Aim of the task =>
Identify all lines below that hold "color" and collect them.

Entries taken from a collection:

-=-=-=-=-

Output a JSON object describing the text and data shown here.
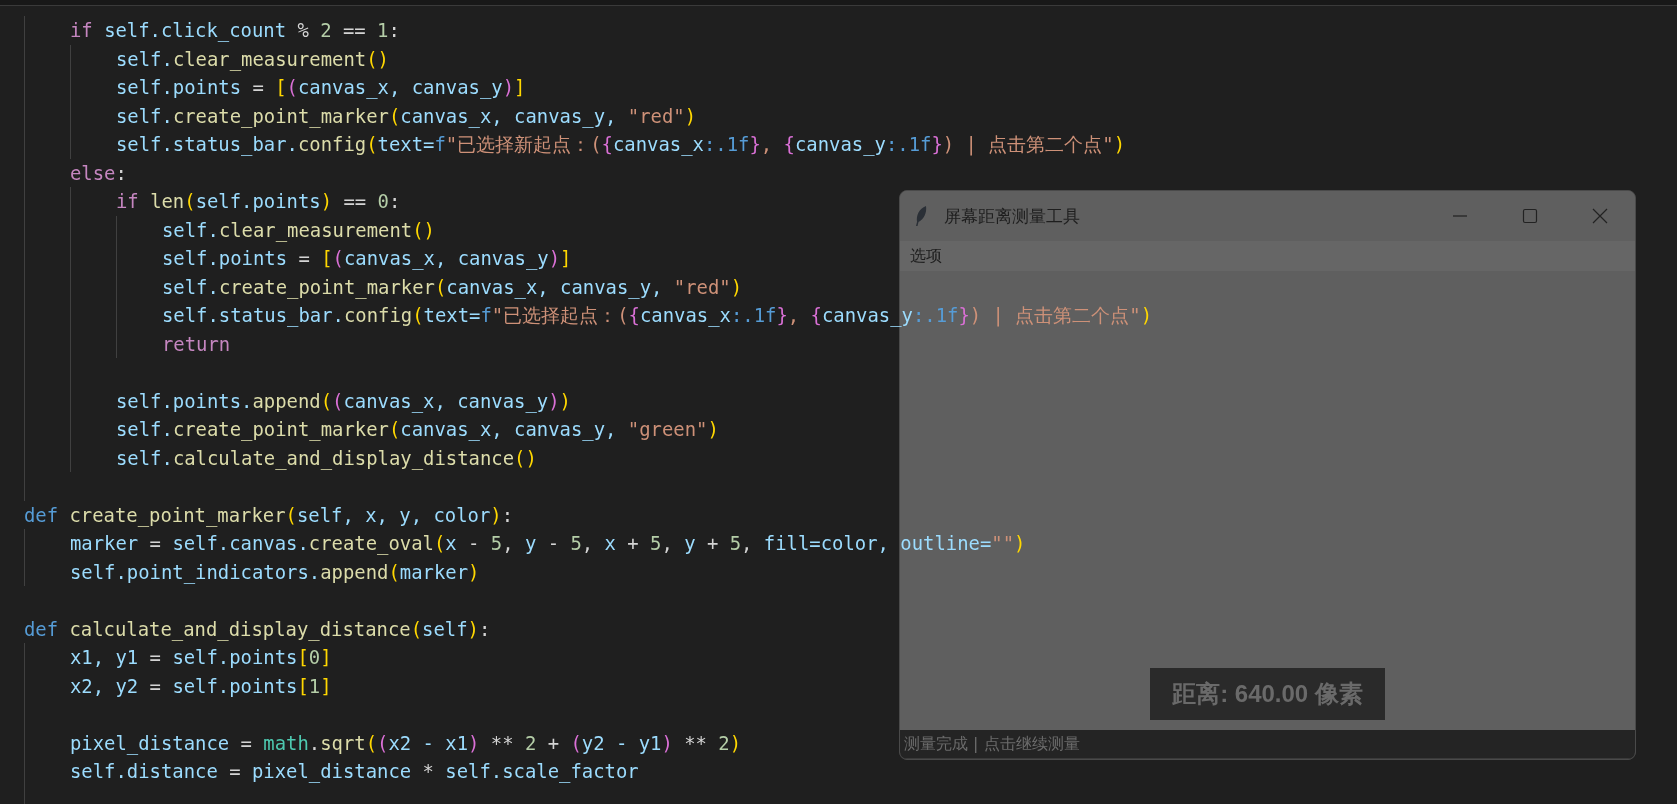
{
  "editor": {
    "lines": [
      {
        "kind": "group",
        "children": [
          {
            "kind": "code",
            "tokens": [
              {
                "kind": "kw",
                "text": "if "
              },
              {
                "kind": "var",
                "text": "self.click_count"
              },
              {
                "kind": "op",
                "text": " % "
              },
              {
                "kind": "num",
                "text": "2"
              },
              {
                "kind": "op",
                "text": " == "
              },
              {
                "kind": "num",
                "text": "1"
              },
              {
                "kind": "op",
                "text": ":"
              }
            ],
            "children": [
              {
                "kind": "code",
                "tokens": [
                  {
                    "kind": "var",
                    "text": "self."
                  },
                  {
                    "kind": "fn",
                    "text": "clear_measurement"
                  },
                  {
                    "kind": "b1",
                    "text": "()"
                  }
                ]
              },
              {
                "kind": "code",
                "tokens": [
                  {
                    "kind": "var",
                    "text": "self.points"
                  },
                  {
                    "kind": "op",
                    "text": " = "
                  },
                  {
                    "kind": "b1",
                    "text": "["
                  },
                  {
                    "kind": "b2",
                    "text": "("
                  },
                  {
                    "kind": "var",
                    "text": "canvas_x, canvas_y"
                  },
                  {
                    "kind": "b2",
                    "text": ")"
                  },
                  {
                    "kind": "b1",
                    "text": "]"
                  }
                ]
              },
              {
                "kind": "code",
                "tokens": [
                  {
                    "kind": "var",
                    "text": "self."
                  },
                  {
                    "kind": "fn",
                    "text": "create_point_marker"
                  },
                  {
                    "kind": "b1",
                    "text": "("
                  },
                  {
                    "kind": "var",
                    "text": "canvas_x, canvas_y, "
                  },
                  {
                    "kind": "str",
                    "text": "\"red\""
                  },
                  {
                    "kind": "b1",
                    "text": ")"
                  }
                ]
              },
              {
                "kind": "code",
                "tokens": [
                  {
                    "kind": "var",
                    "text": "self.status_bar."
                  },
                  {
                    "kind": "fn",
                    "text": "config"
                  },
                  {
                    "kind": "b1",
                    "text": "("
                  },
                  {
                    "kind": "var",
                    "text": "text="
                  },
                  {
                    "kind": "def",
                    "text": "f"
                  },
                  {
                    "kind": "str",
                    "text": "\"已选择新起点：("
                  },
                  {
                    "kind": "b2",
                    "text": "{"
                  },
                  {
                    "kind": "var",
                    "text": "canvas_x"
                  },
                  {
                    "kind": "def",
                    "text": ":.1f"
                  },
                  {
                    "kind": "b2",
                    "text": "}"
                  },
                  {
                    "kind": "str",
                    "text": ", "
                  },
                  {
                    "kind": "b2",
                    "text": "{"
                  },
                  {
                    "kind": "var",
                    "text": "canvas_y"
                  },
                  {
                    "kind": "def",
                    "text": ":.1f"
                  },
                  {
                    "kind": "b2",
                    "text": "}"
                  },
                  {
                    "kind": "str",
                    "text": ") | 点击第二个点\""
                  },
                  {
                    "kind": "b1",
                    "text": ")"
                  }
                ]
              }
            ]
          },
          {
            "kind": "code",
            "tokens": [
              {
                "kind": "kw",
                "text": "else"
              },
              {
                "kind": "op",
                "text": ":"
              }
            ],
            "children": [
              {
                "kind": "code",
                "tokens": [
                  {
                    "kind": "kw",
                    "text": "if "
                  },
                  {
                    "kind": "fn",
                    "text": "len"
                  },
                  {
                    "kind": "b1",
                    "text": "("
                  },
                  {
                    "kind": "var",
                    "text": "self.points"
                  },
                  {
                    "kind": "b1",
                    "text": ")"
                  },
                  {
                    "kind": "op",
                    "text": " == "
                  },
                  {
                    "kind": "num",
                    "text": "0"
                  },
                  {
                    "kind": "op",
                    "text": ":"
                  }
                ],
                "children": [
                  {
                    "kind": "code",
                    "tokens": [
                      {
                        "kind": "var",
                        "text": "self."
                      },
                      {
                        "kind": "fn",
                        "text": "clear_measurement"
                      },
                      {
                        "kind": "b1",
                        "text": "()"
                      }
                    ]
                  },
                  {
                    "kind": "code",
                    "tokens": [
                      {
                        "kind": "var",
                        "text": "self.points"
                      },
                      {
                        "kind": "op",
                        "text": " = "
                      },
                      {
                        "kind": "b1",
                        "text": "["
                      },
                      {
                        "kind": "b2",
                        "text": "("
                      },
                      {
                        "kind": "var",
                        "text": "canvas_x, canvas_y"
                      },
                      {
                        "kind": "b2",
                        "text": ")"
                      },
                      {
                        "kind": "b1",
                        "text": "]"
                      }
                    ]
                  },
                  {
                    "kind": "code",
                    "tokens": [
                      {
                        "kind": "var",
                        "text": "self."
                      },
                      {
                        "kind": "fn",
                        "text": "create_point_marker"
                      },
                      {
                        "kind": "b1",
                        "text": "("
                      },
                      {
                        "kind": "var",
                        "text": "canvas_x, canvas_y, "
                      },
                      {
                        "kind": "str",
                        "text": "\"red\""
                      },
                      {
                        "kind": "b1",
                        "text": ")"
                      }
                    ]
                  },
                  {
                    "kind": "code",
                    "tokens": [
                      {
                        "kind": "var",
                        "text": "self.status_bar."
                      },
                      {
                        "kind": "fn",
                        "text": "config"
                      },
                      {
                        "kind": "b1",
                        "text": "("
                      },
                      {
                        "kind": "var",
                        "text": "text="
                      },
                      {
                        "kind": "def",
                        "text": "f"
                      },
                      {
                        "kind": "str",
                        "text": "\"已选择起点：("
                      },
                      {
                        "kind": "b2",
                        "text": "{"
                      },
                      {
                        "kind": "var",
                        "text": "canvas_x"
                      },
                      {
                        "kind": "def",
                        "text": ":.1f"
                      },
                      {
                        "kind": "b2",
                        "text": "}"
                      },
                      {
                        "kind": "str",
                        "text": ", "
                      },
                      {
                        "kind": "b2",
                        "text": "{"
                      },
                      {
                        "kind": "var",
                        "text": "canvas_y"
                      },
                      {
                        "kind": "def",
                        "text": ":.1f"
                      },
                      {
                        "kind": "b2",
                        "text": "}"
                      },
                      {
                        "kind": "str",
                        "text": ") | 点击第二个点\""
                      },
                      {
                        "kind": "b1",
                        "text": ")"
                      }
                    ]
                  },
                  {
                    "kind": "code",
                    "tokens": [
                      {
                        "kind": "kw",
                        "text": "return"
                      }
                    ]
                  }
                ]
              },
              {
                "kind": "blank"
              },
              {
                "kind": "code",
                "tokens": [
                  {
                    "kind": "var",
                    "text": "self.points."
                  },
                  {
                    "kind": "fn",
                    "text": "append"
                  },
                  {
                    "kind": "b1",
                    "text": "("
                  },
                  {
                    "kind": "b2",
                    "text": "("
                  },
                  {
                    "kind": "var",
                    "text": "canvas_x, canvas_y"
                  },
                  {
                    "kind": "b2",
                    "text": ")"
                  },
                  {
                    "kind": "b1",
                    "text": ")"
                  }
                ]
              },
              {
                "kind": "code",
                "tokens": [
                  {
                    "kind": "var",
                    "text": "self."
                  },
                  {
                    "kind": "fn",
                    "text": "create_point_marker"
                  },
                  {
                    "kind": "b1",
                    "text": "("
                  },
                  {
                    "kind": "var",
                    "text": "canvas_x, canvas_y, "
                  },
                  {
                    "kind": "str",
                    "text": "\"green\""
                  },
                  {
                    "kind": "b1",
                    "text": ")"
                  }
                ]
              },
              {
                "kind": "code",
                "tokens": [
                  {
                    "kind": "var",
                    "text": "self."
                  },
                  {
                    "kind": "fn",
                    "text": "calculate_and_display_distance"
                  },
                  {
                    "kind": "b1",
                    "text": "()"
                  }
                ]
              }
            ]
          },
          {
            "kind": "blank"
          }
        ]
      },
      {
        "kind": "code",
        "tokens": [
          {
            "kind": "def",
            "text": "def "
          },
          {
            "kind": "fn",
            "text": "create_point_marker"
          },
          {
            "kind": "b1",
            "text": "("
          },
          {
            "kind": "var",
            "text": "self, x, y, color"
          },
          {
            "kind": "b1",
            "text": ")"
          },
          {
            "kind": "op",
            "text": ":"
          }
        ],
        "children": [
          {
            "kind": "code",
            "tokens": [
              {
                "kind": "var",
                "text": "marker"
              },
              {
                "kind": "op",
                "text": " = "
              },
              {
                "kind": "var",
                "text": "self.canvas."
              },
              {
                "kind": "fn",
                "text": "create_oval"
              },
              {
                "kind": "b1",
                "text": "("
              },
              {
                "kind": "var",
                "text": "x"
              },
              {
                "kind": "op",
                "text": " - "
              },
              {
                "kind": "num",
                "text": "5"
              },
              {
                "kind": "op",
                "text": ", "
              },
              {
                "kind": "var",
                "text": "y"
              },
              {
                "kind": "op",
                "text": " - "
              },
              {
                "kind": "num",
                "text": "5"
              },
              {
                "kind": "op",
                "text": ", "
              },
              {
                "kind": "var",
                "text": "x"
              },
              {
                "kind": "op",
                "text": " + "
              },
              {
                "kind": "num",
                "text": "5"
              },
              {
                "kind": "op",
                "text": ", "
              },
              {
                "kind": "var",
                "text": "y"
              },
              {
                "kind": "op",
                "text": " + "
              },
              {
                "kind": "num",
                "text": "5"
              },
              {
                "kind": "op",
                "text": ", "
              },
              {
                "kind": "var",
                "text": "fill=color, outline="
              },
              {
                "kind": "str",
                "text": "\"\""
              },
              {
                "kind": "b1",
                "text": ")"
              }
            ]
          },
          {
            "kind": "code",
            "tokens": [
              {
                "kind": "var",
                "text": "self.point_indicators."
              },
              {
                "kind": "fn",
                "text": "append"
              },
              {
                "kind": "b1",
                "text": "("
              },
              {
                "kind": "var",
                "text": "marker"
              },
              {
                "kind": "b1",
                "text": ")"
              }
            ]
          }
        ]
      },
      {
        "kind": "blank"
      },
      {
        "kind": "code",
        "tokens": [
          {
            "kind": "def",
            "text": "def "
          },
          {
            "kind": "fn",
            "text": "calculate_and_display_distance"
          },
          {
            "kind": "b1",
            "text": "("
          },
          {
            "kind": "var",
            "text": "self"
          },
          {
            "kind": "b1",
            "text": ")"
          },
          {
            "kind": "op",
            "text": ":"
          }
        ],
        "children": [
          {
            "kind": "code",
            "tokens": [
              {
                "kind": "var",
                "text": "x1, y1"
              },
              {
                "kind": "op",
                "text": " = "
              },
              {
                "kind": "var",
                "text": "self.points"
              },
              {
                "kind": "b1",
                "text": "["
              },
              {
                "kind": "num",
                "text": "0"
              },
              {
                "kind": "b1",
                "text": "]"
              }
            ]
          },
          {
            "kind": "code",
            "tokens": [
              {
                "kind": "var",
                "text": "x2, y2"
              },
              {
                "kind": "op",
                "text": " = "
              },
              {
                "kind": "var",
                "text": "self.points"
              },
              {
                "kind": "b1",
                "text": "["
              },
              {
                "kind": "num",
                "text": "1"
              },
              {
                "kind": "b1",
                "text": "]"
              }
            ]
          },
          {
            "kind": "blank"
          },
          {
            "kind": "code",
            "tokens": [
              {
                "kind": "var",
                "text": "pixel_distance"
              },
              {
                "kind": "op",
                "text": " = "
              },
              {
                "kind": "cls",
                "text": "math"
              },
              {
                "kind": "op",
                "text": "."
              },
              {
                "kind": "fn",
                "text": "sqrt"
              },
              {
                "kind": "b1",
                "text": "("
              },
              {
                "kind": "b2",
                "text": "("
              },
              {
                "kind": "var",
                "text": "x2 - x1"
              },
              {
                "kind": "b2",
                "text": ")"
              },
              {
                "kind": "op",
                "text": " ** "
              },
              {
                "kind": "num",
                "text": "2"
              },
              {
                "kind": "op",
                "text": " + "
              },
              {
                "kind": "b2",
                "text": "("
              },
              {
                "kind": "var",
                "text": "y2 - y1"
              },
              {
                "kind": "b2",
                "text": ")"
              },
              {
                "kind": "op",
                "text": " ** "
              },
              {
                "kind": "num",
                "text": "2"
              },
              {
                "kind": "b1",
                "text": ")"
              }
            ]
          },
          {
            "kind": "code",
            "tokens": [
              {
                "kind": "var",
                "text": "self.distance"
              },
              {
                "kind": "op",
                "text": " = "
              },
              {
                "kind": "var",
                "text": "pixel_distance"
              },
              {
                "kind": "op",
                "text": " * "
              },
              {
                "kind": "var",
                "text": "self.scale_factor"
              }
            ]
          },
          {
            "kind": "blank"
          }
        ]
      }
    ]
  },
  "window": {
    "title": "屏幕距离测量工具",
    "menu": [
      {
        "label": "选项"
      }
    ],
    "distance_label": "距离: 640.00 像素",
    "status_bar": "测量完成 | 点击继续测量"
  }
}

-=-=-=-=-

Task solution =>
            "text": "self, x, y, color"
                "text": "fill=color, outline="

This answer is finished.